Stanley's take on the beat scene owes a little to Max Shulman's Dobie Gillis sitcom, which it resembles in its cramped, grubby urban settings and with its risible, exaggerated characters. Dobie was only peripherally related to the beat scene, but the program's snappy pace and colorful patter has much in common with Stanley's work of 1962.
Here's "The Scene," the first story from the first Kookie issue. I posted a story from the second, and last issue, here. In that post, I posit some other theories about Kookie's marketplace failure.
But first, dig that righteous cover! Bill Williams' beautiful cartooning looks gorgeous in watercolor or gouache, whichever medium it's painted in.
"The Scene" is unusual for Stanley. Its narrative doesn't hinge on a single, escalating event. Rather, it paints a leisurely paced series of highly comedic vignettes--expertly designed to ease us into its quirky urban world.
Though Kookie is the star of the story, she isn't really its main focus. Like Jacques Tati's 1967 movie Playtime, "The Scene" isn't married to any one character or occurrence. Big things happen--roomie Clara's creative revenge on the bongo-mad dudes who plague her sleep; the wonderful beat poetry performance of Fleahaven; the entrance and exit of the two "bourgeois booby" richfolk; the epic cleaving of the sculptor Herman's three-story statue.
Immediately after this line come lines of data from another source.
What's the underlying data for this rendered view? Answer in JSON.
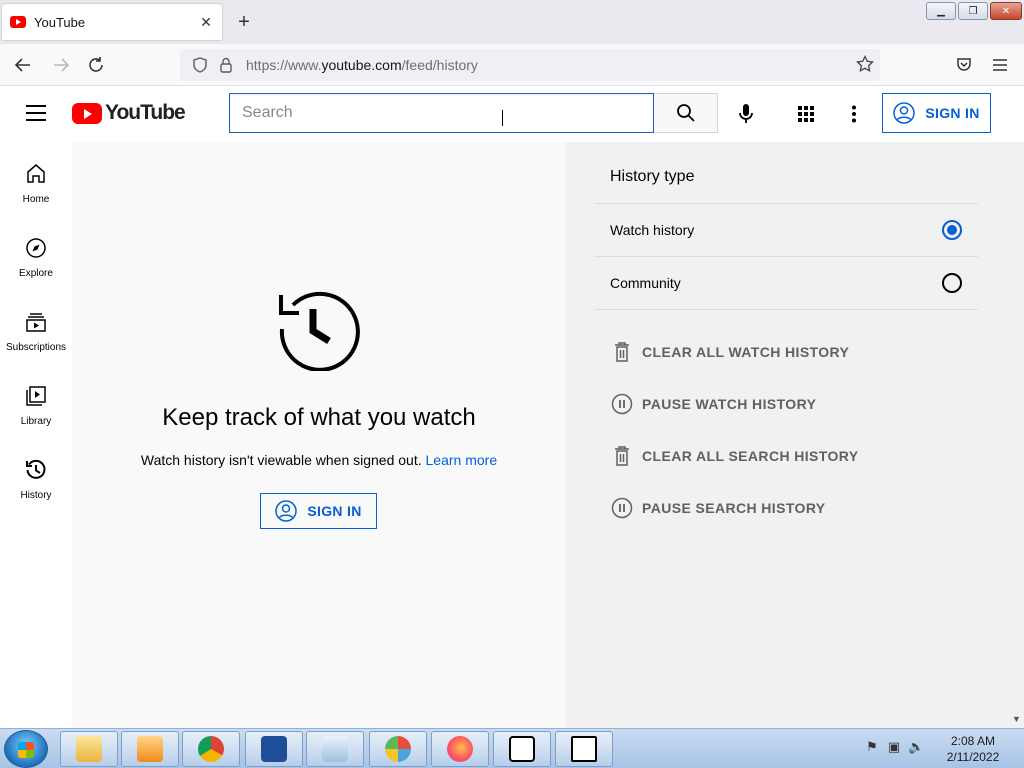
{
  "browser": {
    "tab_title": "YouTube",
    "tab_close": "✕",
    "new_tab": "+",
    "url_prefix": "https://www.",
    "url_domain": "youtube.com",
    "url_path": "/feed/history"
  },
  "header": {
    "logo_text": "YouTube",
    "search_placeholder": "Search",
    "sign_in": "SIGN IN"
  },
  "guide": {
    "items": [
      {
        "label": "Home"
      },
      {
        "label": "Explore"
      },
      {
        "label": "Subscriptions"
      },
      {
        "label": "Library"
      },
      {
        "label": "History"
      }
    ]
  },
  "main": {
    "title": "Keep track of what you watch",
    "subtitle": "Watch history isn't viewable when signed out.",
    "learn_more": "Learn more",
    "sign_in": "SIGN IN"
  },
  "panel": {
    "title": "History type",
    "options": [
      {
        "label": "Watch history",
        "selected": true
      },
      {
        "label": "Community",
        "selected": false
      }
    ],
    "actions": [
      {
        "label": "CLEAR ALL WATCH HISTORY",
        "icon": "trash-icon"
      },
      {
        "label": "PAUSE WATCH HISTORY",
        "icon": "pause-icon"
      },
      {
        "label": "CLEAR ALL SEARCH HISTORY",
        "icon": "trash-icon"
      },
      {
        "label": "PAUSE SEARCH HISTORY",
        "icon": "pause-icon"
      }
    ]
  },
  "taskbar": {
    "time": "2:08 AM",
    "date": "2/11/2022"
  },
  "colors": {
    "accent": "#065fd4",
    "brand": "#ff0000"
  }
}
Big characters crowd the stage, one after another, as Kookie watches and reacts.
Stanley does not condescend to his bohemian cast, nor exploit them for a cheap laugh. The buffoons of the piece are the two uptown types who wander into the world of Mama Pappa's expresso house--and pay for their slumming with social humiliation (witnessed by an audience who doesn't really notice or care) and a scorched leather car-seat.
Something decidedly different happens in the 18 pages of "The Scene." There's not another John Stanley story quite like it--which is a pity. "The Scene"'s expansive, democratic approach, and its creation of a world both gently and vigorously funny, suggests unfulfilled possibilities for this series (and for Stanley's work), had it lasted more than two issues.
1962 comics had to have an unrelated second feature, in order to qualify for postal distribution. "Bongo and Bop" was Stanley's solution to that need. It's a more hard-edged, brilliantly funny piece that anticipates the 1970s underground comix humor of Gilbert Shelton.
The urban landscapes of "A Breather" are familiar to Little Lulu readers. Unlike Stanley's scores of lark-in-the-park stories, this achieves a sublime level of character and black comedy, in five easy pieces (er, pages).
Bongo and Bop look somewhat alien and insectoid, with their berets, gaunt cheeks and oversized dark glasses, but Stanley once again doesn't treat them with condescension. They are a refreshing twist on his typical "Tubby Type." They're deluded, but susceptible to outside influence.
In the story's sublime ending, Bongo and Bop temporarily morph into "squares"-- until a lungful of carbon monoxide revives their true selves.
This return to form distinguishes Stanley's work. Most other humorists would have played the change to "normalcy" for boffo laffs, as if to say "See? This beatnik thing is just an affectation!" In John Stanley's world, you are what you are. Hero or zero, his characters are true to their tendencies and tics.
Stanley never again had--or gave himself--the luxury of pacing, nor the openness of his comedic attitude, that is evident in the brief life of Kookie. This is John Stanley at his warmest and most down to earth.
My next post will be the 200th for Stanley Stories. I hope to have something special to mark the occasion.